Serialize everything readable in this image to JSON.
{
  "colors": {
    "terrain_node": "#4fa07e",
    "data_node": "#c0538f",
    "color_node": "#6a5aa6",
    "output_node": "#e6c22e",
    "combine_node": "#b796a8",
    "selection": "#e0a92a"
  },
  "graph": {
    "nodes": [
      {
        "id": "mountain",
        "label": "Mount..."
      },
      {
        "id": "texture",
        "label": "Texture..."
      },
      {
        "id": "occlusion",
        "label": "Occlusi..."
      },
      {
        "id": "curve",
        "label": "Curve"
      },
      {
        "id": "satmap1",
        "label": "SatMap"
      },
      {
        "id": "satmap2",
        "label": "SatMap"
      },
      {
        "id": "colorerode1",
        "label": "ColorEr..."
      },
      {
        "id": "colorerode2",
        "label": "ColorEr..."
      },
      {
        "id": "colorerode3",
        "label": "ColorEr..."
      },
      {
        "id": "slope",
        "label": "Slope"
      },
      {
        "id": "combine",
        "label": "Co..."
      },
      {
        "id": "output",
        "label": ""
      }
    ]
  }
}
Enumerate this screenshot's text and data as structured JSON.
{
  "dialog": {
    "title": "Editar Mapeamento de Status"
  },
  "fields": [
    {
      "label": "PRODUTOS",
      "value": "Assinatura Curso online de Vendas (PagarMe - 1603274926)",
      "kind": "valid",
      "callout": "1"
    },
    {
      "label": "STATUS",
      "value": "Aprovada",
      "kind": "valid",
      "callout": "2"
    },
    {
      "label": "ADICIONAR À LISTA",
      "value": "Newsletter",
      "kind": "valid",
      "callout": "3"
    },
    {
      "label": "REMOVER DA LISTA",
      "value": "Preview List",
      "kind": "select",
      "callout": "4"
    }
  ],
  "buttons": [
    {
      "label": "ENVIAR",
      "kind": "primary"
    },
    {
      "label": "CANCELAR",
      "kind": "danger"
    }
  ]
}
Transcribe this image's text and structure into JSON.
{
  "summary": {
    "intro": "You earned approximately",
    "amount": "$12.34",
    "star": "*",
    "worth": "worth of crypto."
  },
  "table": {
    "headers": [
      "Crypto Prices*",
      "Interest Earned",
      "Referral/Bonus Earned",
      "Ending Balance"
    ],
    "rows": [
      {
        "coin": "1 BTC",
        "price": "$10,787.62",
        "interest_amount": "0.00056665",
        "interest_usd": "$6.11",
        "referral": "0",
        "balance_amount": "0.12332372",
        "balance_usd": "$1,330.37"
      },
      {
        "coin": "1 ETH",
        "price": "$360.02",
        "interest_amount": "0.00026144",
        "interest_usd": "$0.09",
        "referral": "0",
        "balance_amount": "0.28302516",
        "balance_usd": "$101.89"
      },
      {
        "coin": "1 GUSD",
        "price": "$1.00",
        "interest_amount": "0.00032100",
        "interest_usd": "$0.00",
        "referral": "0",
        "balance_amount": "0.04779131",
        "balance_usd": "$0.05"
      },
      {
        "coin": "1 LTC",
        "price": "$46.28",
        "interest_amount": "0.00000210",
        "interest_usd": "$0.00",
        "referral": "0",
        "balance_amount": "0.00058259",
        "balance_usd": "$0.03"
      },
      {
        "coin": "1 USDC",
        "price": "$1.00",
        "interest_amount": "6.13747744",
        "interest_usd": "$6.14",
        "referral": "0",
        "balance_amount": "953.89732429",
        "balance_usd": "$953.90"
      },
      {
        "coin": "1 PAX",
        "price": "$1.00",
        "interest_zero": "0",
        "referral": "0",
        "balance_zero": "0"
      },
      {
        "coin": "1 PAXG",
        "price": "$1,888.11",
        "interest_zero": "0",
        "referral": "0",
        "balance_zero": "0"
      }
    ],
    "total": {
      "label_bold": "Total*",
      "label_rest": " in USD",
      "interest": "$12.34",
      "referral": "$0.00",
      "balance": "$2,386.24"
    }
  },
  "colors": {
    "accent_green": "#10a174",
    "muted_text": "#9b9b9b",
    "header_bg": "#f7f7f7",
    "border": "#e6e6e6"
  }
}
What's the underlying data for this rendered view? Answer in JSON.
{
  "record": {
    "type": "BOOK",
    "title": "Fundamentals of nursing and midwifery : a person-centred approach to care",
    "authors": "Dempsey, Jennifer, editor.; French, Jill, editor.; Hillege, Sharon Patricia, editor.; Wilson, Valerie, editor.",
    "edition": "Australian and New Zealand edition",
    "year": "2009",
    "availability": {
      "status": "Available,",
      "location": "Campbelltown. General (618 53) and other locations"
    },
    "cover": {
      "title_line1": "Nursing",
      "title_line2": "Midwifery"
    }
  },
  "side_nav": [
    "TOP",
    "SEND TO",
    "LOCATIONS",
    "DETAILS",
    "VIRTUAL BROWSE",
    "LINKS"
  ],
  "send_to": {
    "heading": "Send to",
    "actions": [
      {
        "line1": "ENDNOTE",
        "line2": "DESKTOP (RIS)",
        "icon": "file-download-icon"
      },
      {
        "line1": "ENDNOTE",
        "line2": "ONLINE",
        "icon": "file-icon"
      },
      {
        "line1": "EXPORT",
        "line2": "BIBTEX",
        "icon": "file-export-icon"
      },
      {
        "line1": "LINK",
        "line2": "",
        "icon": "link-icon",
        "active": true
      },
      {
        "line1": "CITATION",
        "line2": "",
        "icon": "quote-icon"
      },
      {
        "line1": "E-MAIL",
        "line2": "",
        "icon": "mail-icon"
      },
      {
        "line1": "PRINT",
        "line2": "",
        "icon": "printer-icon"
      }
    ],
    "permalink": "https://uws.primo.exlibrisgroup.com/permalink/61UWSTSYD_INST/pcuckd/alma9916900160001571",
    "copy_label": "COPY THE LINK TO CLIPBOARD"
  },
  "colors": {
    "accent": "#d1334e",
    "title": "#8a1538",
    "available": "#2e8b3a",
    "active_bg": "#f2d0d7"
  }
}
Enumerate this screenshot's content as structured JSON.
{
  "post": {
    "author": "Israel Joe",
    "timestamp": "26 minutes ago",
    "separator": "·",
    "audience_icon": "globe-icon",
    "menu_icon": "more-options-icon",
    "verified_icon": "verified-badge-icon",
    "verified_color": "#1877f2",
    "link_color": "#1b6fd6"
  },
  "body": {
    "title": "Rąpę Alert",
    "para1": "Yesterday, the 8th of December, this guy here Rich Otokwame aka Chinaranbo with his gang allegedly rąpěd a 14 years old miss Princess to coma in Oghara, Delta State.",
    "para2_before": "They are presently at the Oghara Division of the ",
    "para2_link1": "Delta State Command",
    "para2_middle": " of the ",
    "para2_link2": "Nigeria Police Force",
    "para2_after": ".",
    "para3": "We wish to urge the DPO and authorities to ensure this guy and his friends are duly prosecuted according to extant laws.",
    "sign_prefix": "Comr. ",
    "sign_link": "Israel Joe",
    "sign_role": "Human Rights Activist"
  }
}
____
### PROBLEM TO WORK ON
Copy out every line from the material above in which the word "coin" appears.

### SOLUTION FOR THIS TASK
        "coin": "1 BTC",
        "coin": "1 ETH",
        "coin": "1 GUSD",
        "coin": "1 LTC",
        "coin": "1 USDC",
        "coin": "1 PAX",
        "coin": "1 PAXG",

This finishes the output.